Copy each line of the following data that contains "true".

[Records from a data collection]
::::::::::

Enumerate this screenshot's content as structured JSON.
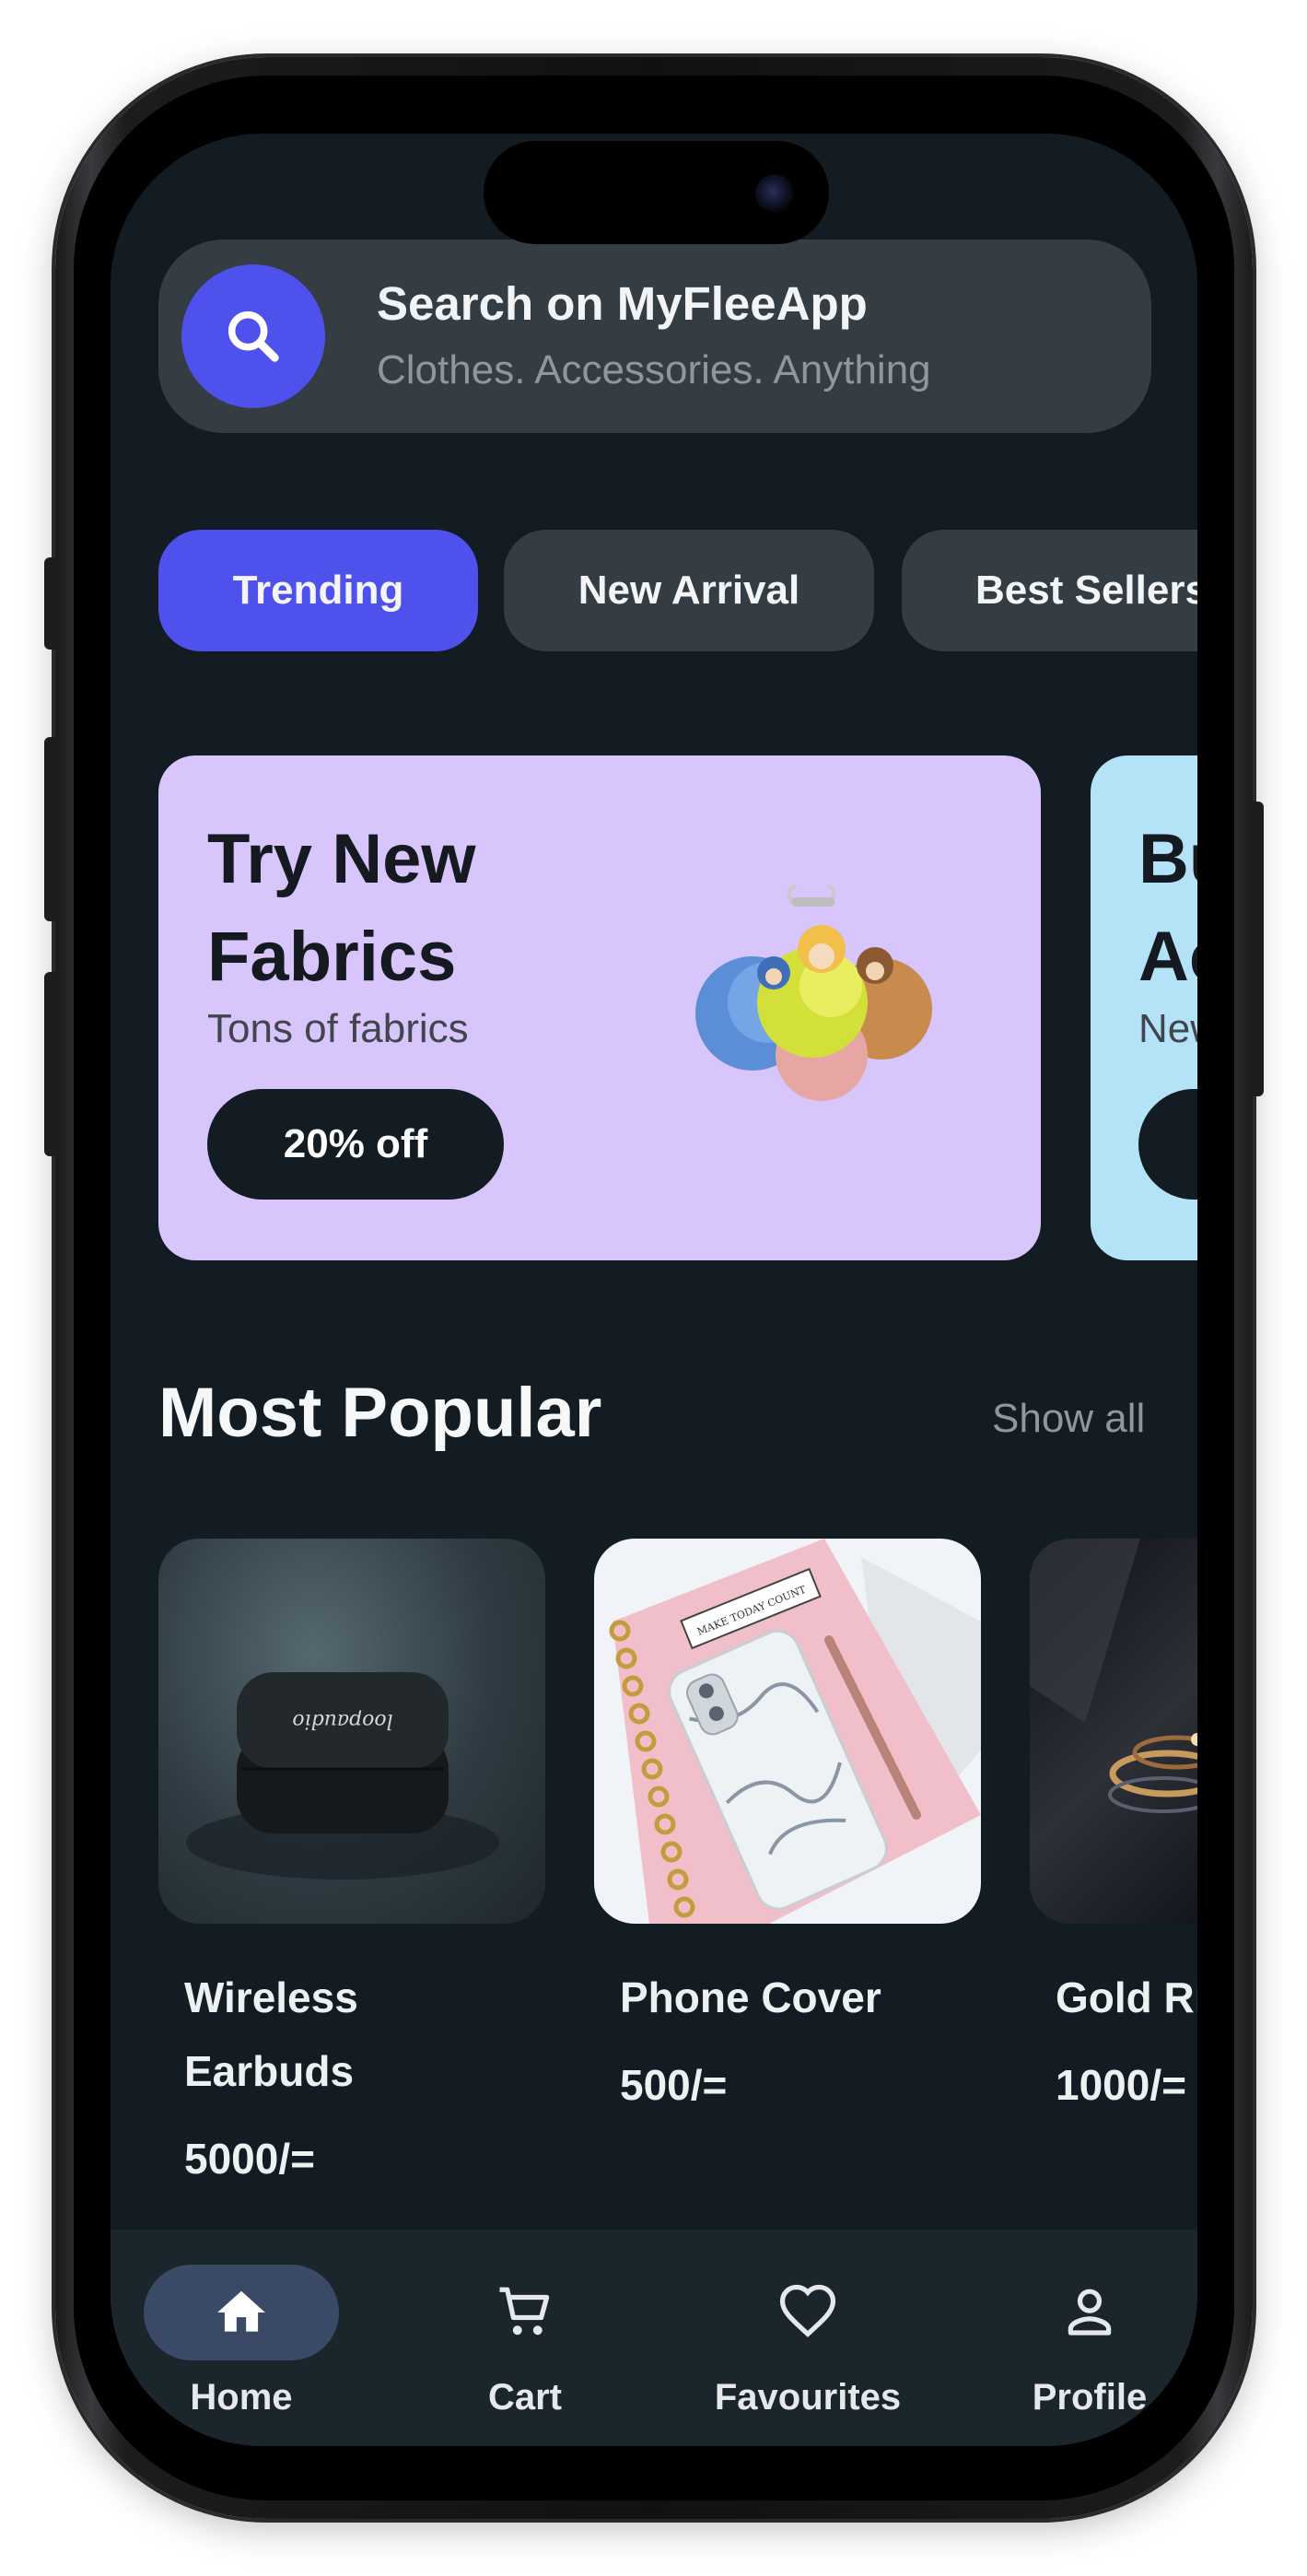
{
  "search": {
    "title": "Search on MyFleeApp",
    "subtitle": "Clothes. Accessories. Anything",
    "icon": "search-icon"
  },
  "chips": [
    {
      "label": "Trending",
      "active": true
    },
    {
      "label": "New Arrival",
      "active": false
    },
    {
      "label": "Best Sellers",
      "active": false
    }
  ],
  "promos": [
    {
      "title_line1": "Try New",
      "title_line2": "Fabrics",
      "subtitle": "Tons of fabrics",
      "button": "20% off",
      "bg": "#d8c5fb"
    },
    {
      "title_line1": "Bu",
      "title_line2": "Ac",
      "subtitle": "New",
      "button": "",
      "bg": "#b4e3f8"
    }
  ],
  "section": {
    "title": "Most Popular",
    "show_all": "Show all"
  },
  "products": [
    {
      "name_line1": "Wireless",
      "name_line2": "Earbuds",
      "price": "5000/=",
      "brand_text": "loopaudio"
    },
    {
      "name_line1": "Phone Cover",
      "name_line2": "",
      "price": "500/=",
      "notebook_text": "MAKE TODAY COUNT"
    },
    {
      "name_line1": "Gold Ri",
      "name_line2": "",
      "price": "1000/="
    }
  ],
  "nav": [
    {
      "label": "Home",
      "icon": "home-icon",
      "active": true
    },
    {
      "label": "Cart",
      "icon": "cart-icon",
      "active": false
    },
    {
      "label": "Favourites",
      "icon": "heart-icon",
      "active": false
    },
    {
      "label": "Profile",
      "icon": "person-icon",
      "active": false
    }
  ],
  "colors": {
    "background": "#121c22",
    "accent": "#4f51ed",
    "surface": "#343d44",
    "nav_active": "#3a4a66"
  }
}
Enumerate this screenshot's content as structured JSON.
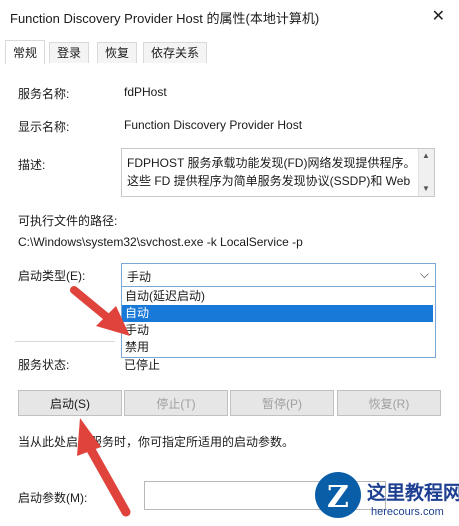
{
  "window": {
    "title": "Function Discovery Provider Host 的属性(本地计算机)",
    "close_symbol": "✕"
  },
  "tabs": [
    "常规",
    "登录",
    "恢复",
    "依存关系"
  ],
  "fields": {
    "service_name_label": "服务名称:",
    "service_name": "fdPHost",
    "display_name_label": "显示名称:",
    "display_name": "Function Discovery Provider Host",
    "description_label": "描述:",
    "description_line1": "FDPHOST 服务承载功能发现(FD)网络发现提供程序。",
    "description_line2": "这些 FD 提供程序为简单服务发现协议(SSDP)和 Web",
    "exe_path_label": "可执行文件的路径:",
    "exe_path": "C:\\Windows\\system32\\svchost.exe -k LocalService -p",
    "startup_type_label": "启动类型(E):",
    "startup_type_value": "手动"
  },
  "dropdown": {
    "options": [
      "自动(延迟启动)",
      "自动",
      "手动",
      "禁用"
    ],
    "highlighted": "自动"
  },
  "status": {
    "label": "服务状态:",
    "value": "已停止"
  },
  "buttons": {
    "start": "启动(S)",
    "stop": "停止(T)",
    "pause": "暂停(P)",
    "resume": "恢复(R)"
  },
  "hint": "当从此处启动服务时，你可指定所适用的启动参数。",
  "start_params_label": "启动参数(M):",
  "watermark": {
    "title": "这里教程网",
    "url": "herecours.com"
  },
  "colors": {
    "arrow": "#e0433b",
    "selection": "#1879d8",
    "focus_border": "#7aa7d6"
  }
}
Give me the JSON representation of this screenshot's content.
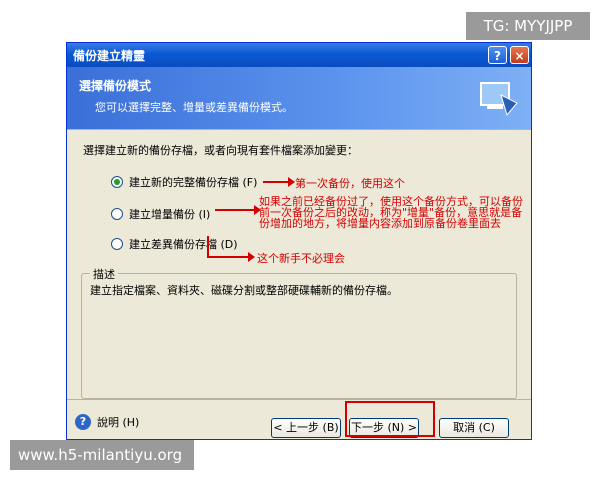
{
  "watermarks": {
    "top": "TG: MYYJJPP",
    "bottom": "www.h5-milantiyu.org"
  },
  "window": {
    "title": "備份建立精靈",
    "buttons": {
      "help": "?",
      "close": "×"
    },
    "header": {
      "title": "選擇備份模式",
      "subtitle": "您可以選擇完整、增量或差異備份模式。"
    },
    "prompt": "選擇建立新的備份存檔，或者向現有套件檔案添加變更：",
    "options": [
      {
        "label": "建立新的完整備份存檔 (F)",
        "selected": true
      },
      {
        "label": "建立增量備份 (I)",
        "selected": false
      },
      {
        "label": "建立差異備份存檔 (D)",
        "selected": false
      }
    ],
    "annotations": {
      "full": "第一次备份，使用这个",
      "incremental": "如果之前已经备份过了，使用这个备份方式，可以备份前一次备份之后的改动，称为\"增量\"备份，意思就是备份增加的地方，将增量内容添加到原备份卷里面去",
      "differential": "这个新手不必理会"
    },
    "description": {
      "label": "描述",
      "text": "建立指定檔案、資料夾、磁碟分割或整部硬碟輔新的備份存檔。"
    },
    "footer": {
      "help": "說明 (H)",
      "back": "< 上一步 (B)",
      "next": "下一步 (N) >",
      "cancel": "取消 (C)"
    }
  }
}
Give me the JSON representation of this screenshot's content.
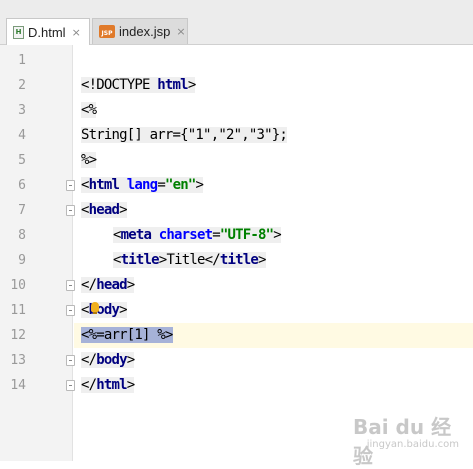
{
  "tabs": [
    {
      "label": "D.html",
      "icon": "html-file-icon",
      "active": true,
      "close": "×"
    },
    {
      "label": "index.jsp",
      "icon": "jsp-file-icon",
      "active": false,
      "close": "×"
    }
  ],
  "icons": {
    "html_badge": "H",
    "jsp_badge": "JSP"
  },
  "editor": {
    "line_numbers": [
      "1",
      "2",
      "3",
      "4",
      "5",
      "6",
      "7",
      "8",
      "9",
      "10",
      "11",
      "12",
      "13",
      "14"
    ],
    "current_line": "12",
    "lines": {
      "l2": {
        "p1": "<!DOCTYPE ",
        "p2": "html",
        "p3": ">"
      },
      "l3": "<%",
      "l4": "String[] arr={\"1\",\"2\",\"3\"};",
      "l5": "%>",
      "l6": {
        "p1": "<",
        "tag": "html",
        "p2": " ",
        "attr": "lang",
        "p3": "=",
        "val": "\"en\"",
        "p4": ">"
      },
      "l7": {
        "p1": "<",
        "tag": "head",
        "p2": ">"
      },
      "l8": {
        "p1": "<",
        "tag": "meta",
        "p2": " ",
        "attr": "charset",
        "p3": "=",
        "val": "\"UTF-8\"",
        "p4": ">"
      },
      "l9": {
        "p1": "<",
        "tag": "title",
        "p2": ">",
        "text": "Title",
        "p3": "</",
        "tag2": "title",
        "p4": ">"
      },
      "l10": {
        "p1": "</",
        "tag": "head",
        "p2": ">"
      },
      "l11": {
        "p1": "<",
        "tag": "body",
        "p2": ">"
      },
      "l12": "<%=arr[1] %>",
      "l13": {
        "p1": "</",
        "tag": "body",
        "p2": ">"
      },
      "l14": {
        "p1": "</",
        "tag": "html",
        "p2": ">"
      }
    }
  },
  "watermark": {
    "main": "Bai du 经验",
    "sub": "jingyan.baidu.com"
  }
}
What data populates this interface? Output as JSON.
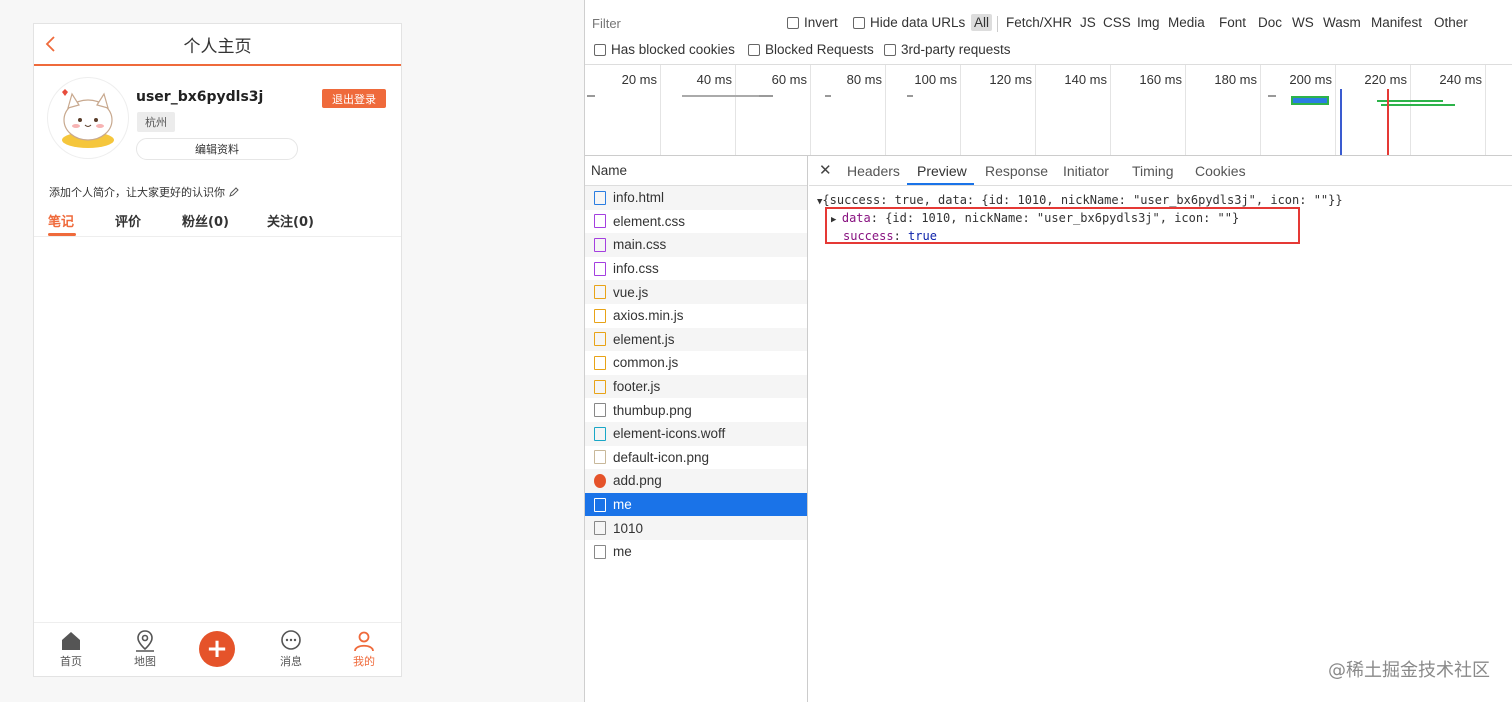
{
  "app": {
    "title": "个人主页",
    "username": "user_bx6pydls3j",
    "city": "杭州",
    "edit_label": "编辑资料",
    "logout_label": "退出登录",
    "intro": "添加个人简介，让大家更好的认识你",
    "tabs": [
      "笔记",
      "评价",
      "粉丝(0)",
      "关注(0)"
    ],
    "nav": [
      "首页",
      "地图",
      "消息",
      "我的"
    ],
    "accent": "#ef6a3b"
  },
  "devtools": {
    "filter_placeholder": "Filter",
    "checks_row1": [
      "Invert",
      "Hide data URLs"
    ],
    "types": [
      "All",
      "Fetch/XHR",
      "JS",
      "CSS",
      "Img",
      "Media",
      "Font",
      "Doc",
      "WS",
      "Wasm",
      "Manifest",
      "Other"
    ],
    "checks_row2": [
      "Has blocked cookies",
      "Blocked Requests",
      "3rd-party requests"
    ],
    "ticks": [
      "20 ms",
      "40 ms",
      "60 ms",
      "80 ms",
      "100 ms",
      "120 ms",
      "140 ms",
      "160 ms",
      "180 ms",
      "200 ms",
      "220 ms",
      "240 ms"
    ],
    "name_header": "Name",
    "files": [
      {
        "name": "info.html",
        "type": "doc"
      },
      {
        "name": "element.css",
        "type": "css"
      },
      {
        "name": "main.css",
        "type": "css"
      },
      {
        "name": "info.css",
        "type": "css"
      },
      {
        "name": "vue.js",
        "type": "js"
      },
      {
        "name": "axios.min.js",
        "type": "js"
      },
      {
        "name": "element.js",
        "type": "js"
      },
      {
        "name": "common.js",
        "type": "js"
      },
      {
        "name": "footer.js",
        "type": "js"
      },
      {
        "name": "thumbup.png",
        "type": "img"
      },
      {
        "name": "element-icons.woff",
        "type": "font"
      },
      {
        "name": "default-icon.png",
        "type": "img"
      },
      {
        "name": "add.png",
        "type": "img"
      },
      {
        "name": "me",
        "type": "xhr"
      },
      {
        "name": "1010",
        "type": "xhr"
      },
      {
        "name": "me",
        "type": "xhr"
      }
    ],
    "selected_index": 13,
    "detail_tabs": [
      "Headers",
      "Preview",
      "Response",
      "Initiator",
      "Timing",
      "Cookies"
    ],
    "active_detail_tab": "Preview",
    "json_summary": "{success: true, data: {id: 1010, nickName: \"user_bx6pydls3j\", icon: \"\"}}",
    "json_data_key": "data",
    "json_data_value": "{id: 1010, nickName: \"user_bx6pydls3j\", icon: \"\"}",
    "json_success_key": "success",
    "json_success_value": "true"
  },
  "watermark": "@稀土掘金技术社区"
}
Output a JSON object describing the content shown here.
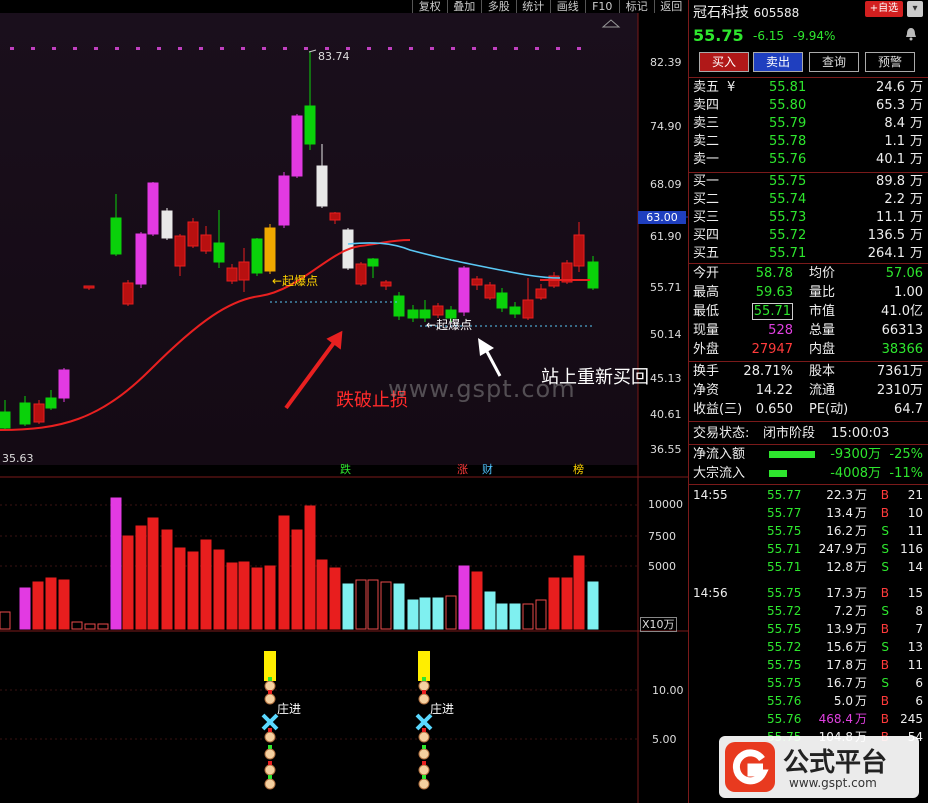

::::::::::

→ **ANSWER**
      "active": true
      "active": true
        "selected": true
      "active": true,
    "json_summary": "{success: true, data: {id: 1010, nickName: \"user_bx6pydls3j\", icon: \"\"}}",
    "json_success_value": "true"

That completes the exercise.